◆ Assignment
The data that follows is to be copied exactly, with each image removed.

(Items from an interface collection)
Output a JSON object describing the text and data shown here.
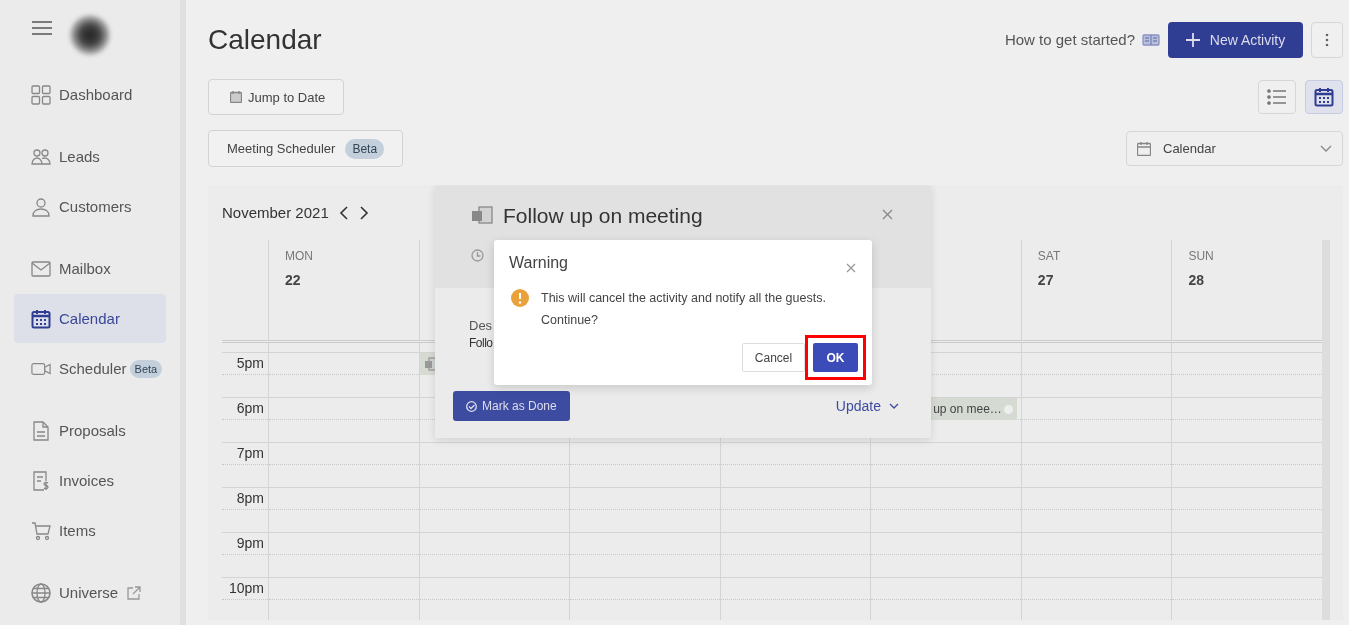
{
  "sidebar": {
    "groups": [
      {
        "items": [
          {
            "label": "Dashboard",
            "selected": false
          }
        ]
      },
      {
        "items": [
          {
            "label": "Leads",
            "selected": false
          },
          {
            "label": "Customers",
            "selected": false
          }
        ]
      },
      {
        "items": [
          {
            "label": "Mailbox",
            "selected": false
          },
          {
            "label": "Calendar",
            "selected": true
          },
          {
            "label": "Scheduler",
            "selected": false,
            "badge": "Beta"
          }
        ]
      },
      {
        "items": [
          {
            "label": "Proposals",
            "selected": false
          },
          {
            "label": "Invoices",
            "selected": false
          },
          {
            "label": "Items",
            "selected": false
          }
        ]
      },
      {
        "items": [
          {
            "label": "Universe",
            "selected": false
          }
        ]
      }
    ]
  },
  "header": {
    "title": "Calendar",
    "help_link": "How to get started?",
    "primary_button": "New Activity"
  },
  "toolbar": {
    "jump_button": "Jump to Date",
    "scheduler_button": {
      "label": "Meeting Scheduler",
      "badge": "Beta"
    },
    "views": [
      {
        "kind": "list",
        "selected": false
      },
      {
        "kind": "calendar",
        "selected": true
      }
    ],
    "view_select": {
      "value": "Calendar"
    }
  },
  "calendar": {
    "month": "November 2021",
    "days": [
      {
        "name": "MON",
        "date": "22"
      },
      {
        "name": "SAT",
        "date": "27"
      },
      {
        "name": "SUN",
        "date": "28"
      }
    ],
    "rows": [
      {
        "time": "5pm",
        "cells": [
          {},
          {
            "event": {
              "kind": "meeting"
            }
          },
          {},
          {},
          {},
          {},
          {}
        ]
      },
      {
        "time": "6pm",
        "cells": [
          {},
          {},
          {},
          {},
          {
            "event": {
              "kind": "meeting",
              "title": "up on mee…"
            }
          },
          {},
          {}
        ]
      },
      {
        "time": "7pm",
        "cells": [
          {},
          {},
          {},
          {},
          {},
          {},
          {}
        ]
      },
      {
        "time": "8pm",
        "cells": [
          {},
          {},
          {},
          {},
          {},
          {},
          {}
        ]
      },
      {
        "time": "9pm",
        "cells": [
          {},
          {},
          {},
          {},
          {},
          {},
          {}
        ]
      },
      {
        "time": "10pm",
        "cells": [
          {},
          {},
          {},
          {},
          {},
          {},
          {}
        ]
      }
    ]
  },
  "popover": {
    "title": "Follow up on meeting",
    "description_label": "Des",
    "description": "Follo",
    "done_button": "Mark as Done",
    "update_button": "Update"
  },
  "warning": {
    "title": "Warning",
    "message": "This will cancel the activity and notify all the guests. Continue?",
    "buttons": [
      {
        "label": "Cancel",
        "kind": "secondary",
        "highlighted": false
      },
      {
        "label": "OK",
        "kind": "primary",
        "highlighted": true
      }
    ]
  }
}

◆ Finished exercise
Output a JSON object describing the text and data shown here.
{
  "sidebar": {
    "groups": [
      {
        "items": [
          {
            "label": "Dashboard",
            "selected": false
          }
        ]
      },
      {
        "items": [
          {
            "label": "Leads",
            "selected": false
          },
          {
            "label": "Customers",
            "selected": false
          }
        ]
      },
      {
        "items": [
          {
            "label": "Mailbox",
            "selected": false
          },
          {
            "label": "Calendar",
            "selected": true
          },
          {
            "label": "Scheduler",
            "selected": false,
            "badge": "Beta"
          }
        ]
      },
      {
        "items": [
          {
            "label": "Proposals",
            "selected": false
          },
          {
            "label": "Invoices",
            "selected": false
          },
          {
            "label": "Items",
            "selected": false
          }
        ]
      },
      {
        "items": [
          {
            "label": "Universe",
            "selected": false
          }
        ]
      }
    ]
  },
  "header": {
    "title": "Calendar",
    "help_link": "How to get started?",
    "primary_button": "New Activity"
  },
  "toolbar": {
    "jump_button": "Jump to Date",
    "scheduler_button": {
      "label": "Meeting Scheduler",
      "badge": "Beta"
    },
    "views": [
      {
        "kind": "list",
        "selected": false
      },
      {
        "kind": "calendar",
        "selected": true
      }
    ],
    "view_select": {
      "value": "Calendar"
    }
  },
  "calendar": {
    "month": "November 2021",
    "days": [
      {
        "name": "MON",
        "date": "22"
      },
      {
        "name": "SAT",
        "date": "27"
      },
      {
        "name": "SUN",
        "date": "28"
      }
    ],
    "rows": [
      {
        "time": "5pm",
        "cells": [
          {},
          {
            "event": {
              "kind": "meeting"
            }
          },
          {},
          {},
          {},
          {},
          {}
        ]
      },
      {
        "time": "6pm",
        "cells": [
          {},
          {},
          {},
          {},
          {
            "event": {
              "kind": "meeting",
              "title": "up on mee…"
            }
          },
          {},
          {}
        ]
      },
      {
        "time": "7pm",
        "cells": [
          {},
          {},
          {},
          {},
          {},
          {},
          {}
        ]
      },
      {
        "time": "8pm",
        "cells": [
          {},
          {},
          {},
          {},
          {},
          {},
          {}
        ]
      },
      {
        "time": "9pm",
        "cells": [
          {},
          {},
          {},
          {},
          {},
          {},
          {}
        ]
      },
      {
        "time": "10pm",
        "cells": [
          {},
          {},
          {},
          {},
          {},
          {},
          {}
        ]
      }
    ]
  },
  "popover": {
    "title": "Follow up on meeting",
    "description_label": "Des",
    "description": "Follo",
    "done_button": "Mark as Done",
    "update_button": "Update"
  },
  "warning": {
    "title": "Warning",
    "message": "This will cancel the activity and notify all the guests. Continue?",
    "buttons": [
      {
        "label": "Cancel",
        "kind": "secondary",
        "highlighted": false
      },
      {
        "label": "OK",
        "kind": "primary",
        "highlighted": true
      }
    ]
  }
}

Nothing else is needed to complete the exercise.